    129 
    130 The `mk/build.mk` file is
    131 {{{
    132 SRC_HC_OPTS=-optl-R/opt/csw/lib
    133 SplitObjs=YES
    134 }}}
    135 
    136 The `$PATH`
    137 {{{
    138 export PATH=/opt/gcc-vanilla/4.1.2/bin:/opt/csw/bin:/usr/bin:/usr/ccs/bin
    139 }}}
    140 
    141 The `LD_LIBRARY_PATH`
    142 {{{
    143 export LD_LIBRARY_PATH=/opt/csw/lib
    144 }}}
    145 
    146 The `./configure` options
    147 {{{
    148 ./configure --prefix=/opt/ghc \
    149             --with-ghc=/opt/ghc-bin/bin/ghc \
    150             --with-gcc=/opt/gcc-vanilla/4.1.2/bin/gcc \
    151             --with-gmp-includes=/opt/csw/include \
    152             --with-gmp-libraries=/opt/csw/lib
    153             --with-readline-includes=/opt/csw/include \
    154             --with-readline-libraries=/opt/csw/lib
    155 }}}
    156 
    157 Remember of course that you must use GNU make, not the system make. The Solaris 10 `/usr/sfw/bin/gmake` should do. Any other GNU make that you install from a third party repository should also be ok.
    158 {{{
    159 gmake -j4
    160 }}}
    161 
    162 If you are lucky enough to have a box with lots of CPU cores then use them!

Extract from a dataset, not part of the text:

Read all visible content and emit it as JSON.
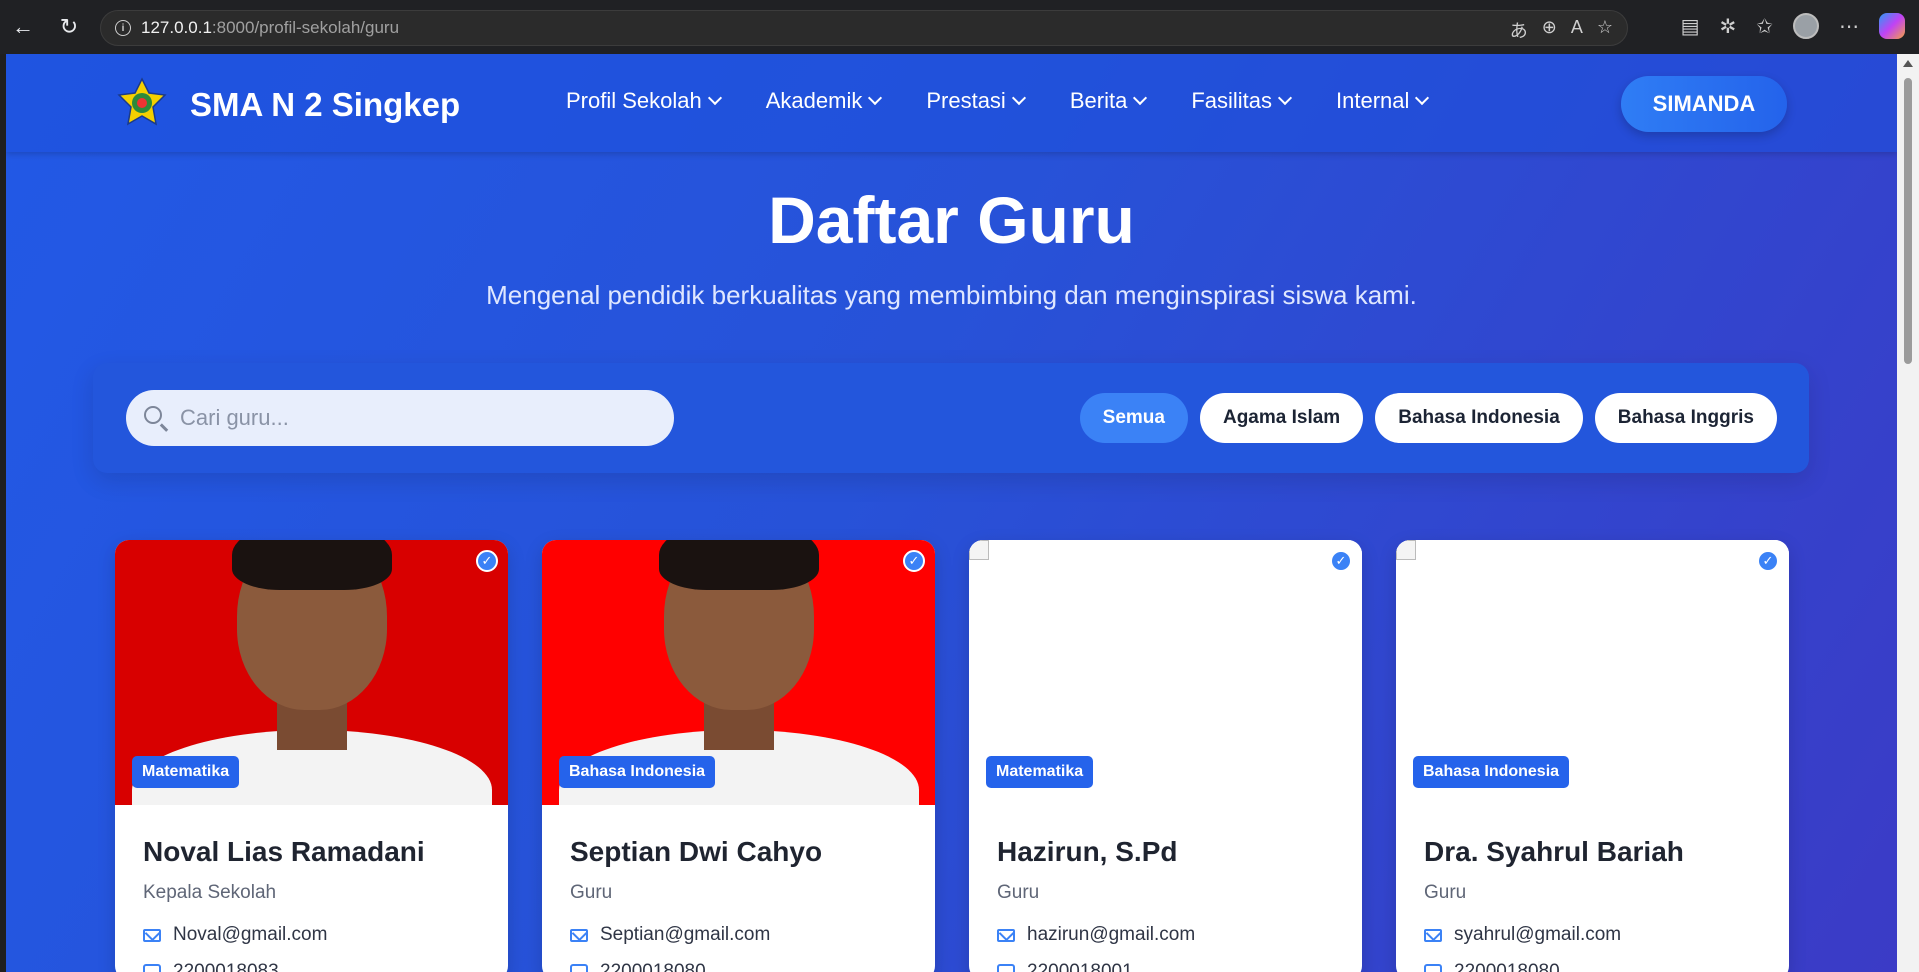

Sadly the maximum number that it can actually use effectively is around 4. Hopefully the new build system in ghc-6.11 and later will be able to use more.
    163 
    164 It is worth checking at this point that ghc will run without `LD_LIBRARY_PATH` set:
    165 
    166 {{{
    167 unset LD_LIBRARY_PATH
    168 ldd compiler/stage2/ghc-6.8.3
    169 }}}
    170 
    171 This should report all libs as being found. (If you expect to use readline then check it is also linked to readline.)
    172 
    173 Now to install:
    174 
    175 {{{
    176 sudo gmake install
    177 }}}
    178 
    179 Remember that you will now need to modify the `rts` package for the newly installed ghc so that the programs it builds will be able to find the gmp lib at runtime. See the section above on using gmp from a non-standard location for more details.
    180 
    181 {{{
    182 export PATH=/opt/ghc/bin:$PATH
    183 ghc-pkg describe rts > rts.pkg
    184 vim rts.pkg     # add -R/opt/csw/lib to the ld-options field.
    185 ghc-pkg update rts.pkg
    186 }}}
    187 
    188 Now check that compiling and running a hello world program works:
    189 
    190 {{{
    191 $ unset LD_LIBRARY_PATH
    192 $ which ghc
    193 /opt/ghc/bin/ghc
    194 $ echo 'main = print "hello"' > Hello.hs
    195 $ ghc --make Hello.hs
    196 $ ./Hello
    197 "hello"
    198 }}}
    199 
    200 == TODO ==
    201 
    202  * link to expected testsuite results.